Wine industry landscape
The yearly wine consumption in Russia is between 4 and 5 litres per person - moderate compared to other European countries. In 2020, 88,8 million hectolitres of still wine (3% more than in 2019) have been sold. Most popular wine regions are Italy, France and the New World. Besides, there are successful examples of launching new countries on the Russian market (Austria in 2012, Brazil most recently).
Wine culture has flourished during last years, highlighted by the opening of numerous wine boutiques, professional oenological academies and numerous gastro-oenological workshops.
In terms of sales breakdown, retail and wine boutiques sales cover almost the entire market, leaving only 10% to the hospitality industry (HoReCa).
Another tendency is the rebirth of local wine traditions, supported financially by the government and an emerging interest to local producers from the consumer. At the same time, high quality Russian wine is far from cheap and an average Russian consumer still prefers a European wine if prices are comparable.
The wine assortment on the market has grown extremely rich, but consumers are still very eager to discover new products. It seems today that in this environment, there is clearly also room Swiss wine.
Needs of the market
The main demand of the Russian premium wine market today (Swiss wine will be clearly in this segment due to its quality and pricing) are autochthone, organic and gastronomical wines. Bio wine and pét-nats are successful new product categories on the Russian market.
Alcohol industry representatives demonstrate an impressive knowledge of Swiss wine production methods, regions and grape varieties appreciating its unique taste. Petite Arvine, Fendant or Humange are not unknown names in the Russian professional community.
An end consumer looks for a Swiss wine in boutiques or restaurants, but as of today there are only one or two Swiss producers on the market, the offer is quite limited.
How to approach the Russian wine market?
It is not a surprise that pricing would be a key question for the Swiss wine in Russia. Importing products from Switzerland will involve costs in terms of obligatory certification, labelling in Russian language, transport as well as margins of distributors or retailers.
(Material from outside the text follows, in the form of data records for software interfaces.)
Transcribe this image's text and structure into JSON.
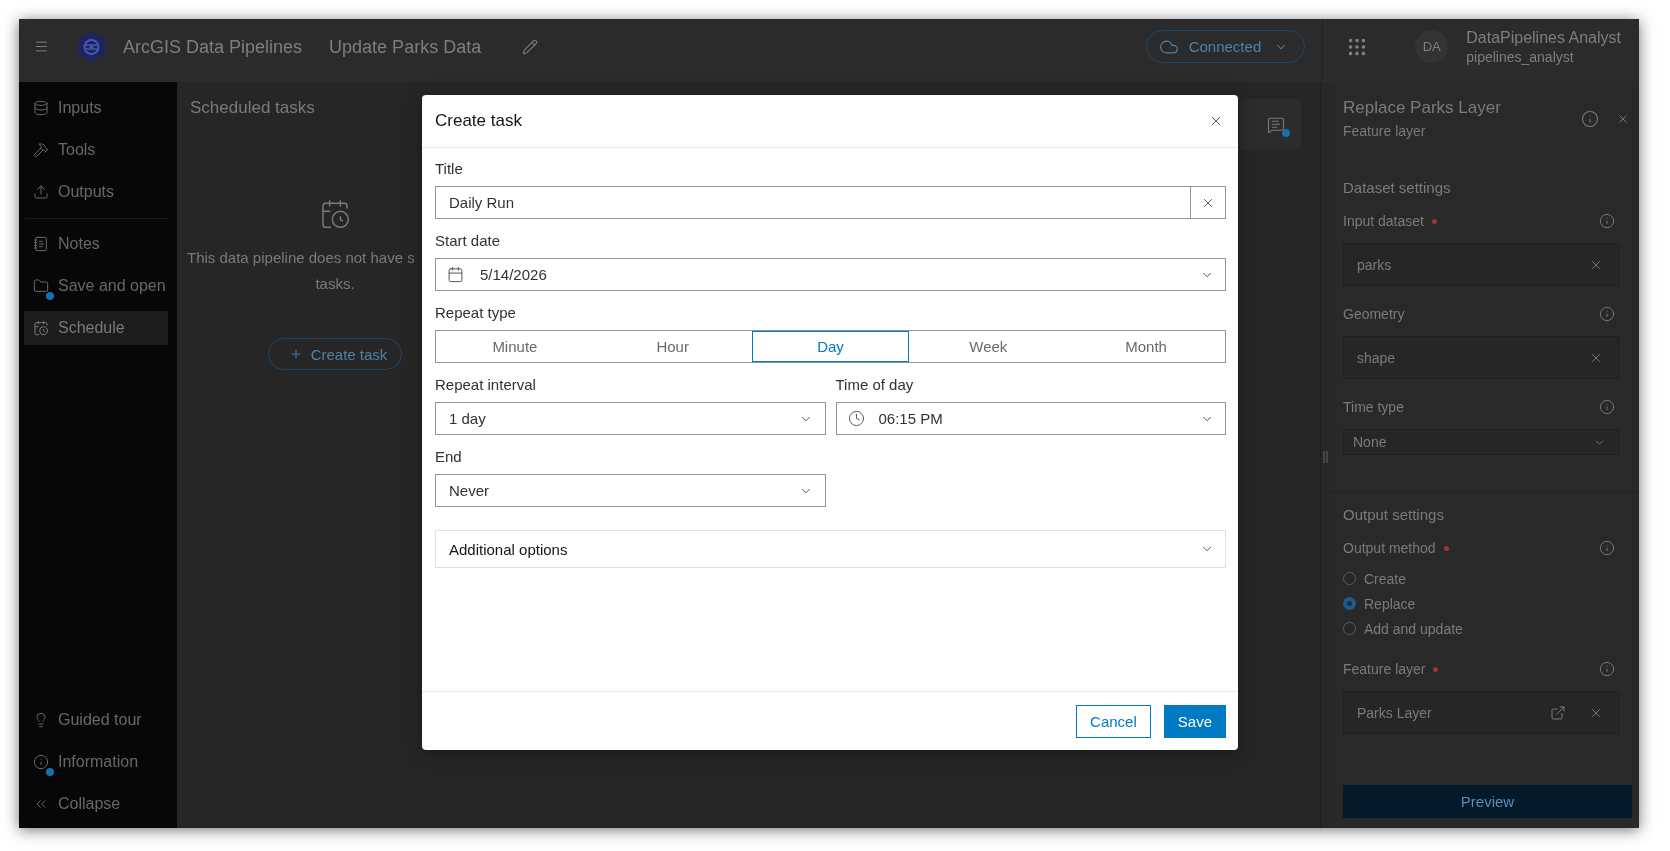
{
  "top_bar": {
    "app_name": "ArcGIS Data Pipelines",
    "pipeline_name": "Update Parks Data",
    "connection": {
      "label": "Connected"
    },
    "user": {
      "initials": "DA",
      "name": "DataPipelines Analyst",
      "username": "pipelines_analyst"
    }
  },
  "sidebar": {
    "groups": [
      [
        {
          "label": "Inputs",
          "selected": false,
          "badge": false
        },
        {
          "label": "Tools",
          "selected": false,
          "badge": false
        },
        {
          "label": "Outputs",
          "selected": false,
          "badge": false
        }
      ],
      [
        {
          "label": "Notes",
          "selected": false,
          "badge": false
        },
        {
          "label": "Save and open",
          "selected": false,
          "badge": true
        },
        {
          "label": "Schedule",
          "selected": true,
          "badge": false
        }
      ]
    ],
    "footer_items": [
      {
        "label": "Guided tour",
        "badge": false
      },
      {
        "label": "Information",
        "badge": true
      },
      {
        "label": "Collapse",
        "badge": false
      }
    ]
  },
  "scheduled_tasks": {
    "title": "Scheduled tasks",
    "empty_text": [
      "This data pipeline does not have s",
      "tasks."
    ],
    "create_button": "Create task"
  },
  "canvas_toolbar": {
    "notes_badge": true
  },
  "details_panel": {
    "title": "Replace Parks Layer",
    "subtitle": "Feature layer",
    "sections": [
      {
        "title": "Dataset settings",
        "fields": [
          {
            "kind": "input",
            "label": "Input dataset",
            "required": true,
            "value": "parks"
          },
          {
            "kind": "input",
            "label": "Geometry",
            "required": false,
            "value": "shape"
          },
          {
            "kind": "select",
            "label": "Time type",
            "required": false,
            "value": "None"
          }
        ]
      },
      {
        "title": "Output settings",
        "fields": [
          {
            "kind": "radio",
            "label": "Output method",
            "required": true,
            "options": [
              {
                "label": "Create",
                "selected": false
              },
              {
                "label": "Replace",
                "selected": true
              },
              {
                "label": "Add and update",
                "selected": false
              }
            ]
          },
          {
            "kind": "layer",
            "label": "Feature layer",
            "required": true,
            "value": "Parks Layer"
          }
        ]
      }
    ],
    "action": "Preview"
  },
  "dialog": {
    "title": "Create task",
    "fields": [
      {
        "kind": "text",
        "label": "Title",
        "value": "Daily Run"
      },
      {
        "kind": "date",
        "label": "Start date",
        "value": "5/14/2026"
      },
      {
        "kind": "segmented",
        "label": "Repeat type",
        "options": [
          {
            "label": "Minute",
            "selected": false
          },
          {
            "label": "Hour",
            "selected": false
          },
          {
            "label": "Day",
            "selected": true
          },
          {
            "label": "Week",
            "selected": false
          },
          {
            "label": "Month",
            "selected": false
          }
        ]
      },
      {
        "kind": "select",
        "label": "Repeat interval",
        "value": "1 day"
      },
      {
        "kind": "time",
        "label": "Time of day",
        "value": "06:15 PM"
      },
      {
        "kind": "select",
        "label": "End",
        "value": "Never"
      }
    ],
    "accordion": {
      "label": "Additional options",
      "expanded": false
    },
    "buttons": [
      {
        "label": "Cancel",
        "kind": "secondary"
      },
      {
        "label": "Save",
        "kind": "primary"
      }
    ]
  }
}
It is necessary to have a local partner (a distributor or a retailer who would represent the interests of the brand locally and will take in charge all administrative procedures).
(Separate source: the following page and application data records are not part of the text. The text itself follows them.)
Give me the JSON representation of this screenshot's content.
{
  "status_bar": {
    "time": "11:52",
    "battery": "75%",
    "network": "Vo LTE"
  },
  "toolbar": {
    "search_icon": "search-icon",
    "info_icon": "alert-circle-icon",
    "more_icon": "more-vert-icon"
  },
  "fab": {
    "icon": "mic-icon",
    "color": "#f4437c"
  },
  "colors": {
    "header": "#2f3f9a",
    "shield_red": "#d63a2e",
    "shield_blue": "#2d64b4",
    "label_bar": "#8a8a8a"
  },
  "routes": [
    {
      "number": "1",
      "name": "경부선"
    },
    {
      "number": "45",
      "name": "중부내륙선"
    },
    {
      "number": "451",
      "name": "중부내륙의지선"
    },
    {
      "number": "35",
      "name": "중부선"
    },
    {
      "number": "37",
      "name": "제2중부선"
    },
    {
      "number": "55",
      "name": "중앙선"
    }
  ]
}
Here is a short example of pricing in Russia, starting from an EXW price and ending by a shelve price for an end-consumer in a wine boutique or a restaurant.
- Distribution pricing
10 CHF Ex works (EXW) price + 60% customs duties and transport expenses + 100% distributors margin + 100% wine boutique margin = 36 CHF shelve price in a wine boutique
- Direct cooperation with a retailer
10 CHF EXW price + 60% customs duties and transport expenses + 150% retail margin = 31 CHF shelve price in a supermarket
10 CHF EXW price + 60% customs duties and transport expenses + 100% distributors margin + 100-200% restaurant margin = 36-46 CHF price in a wine card
A reasonable quality/price ratio is a key criteria to enter the market in order to be able to compete with producers from other countries.
Next steps for your export success
Summarising everything that has been said, the professional Russian market today is ready to discover wine producers from Switzerland. As for the end-consumer, marketing and educating effort explaining specialties of Swiss wine should be undertaken. The easiest way to do it, is to act collectively with a group of producers.
A common approach representing several Swiss wine regions will be the most effective for potential Russian partners leading them to get closer to Switzerland, evaluating different opportunities basing their decision on the complexity and variety of Swiss wine industry.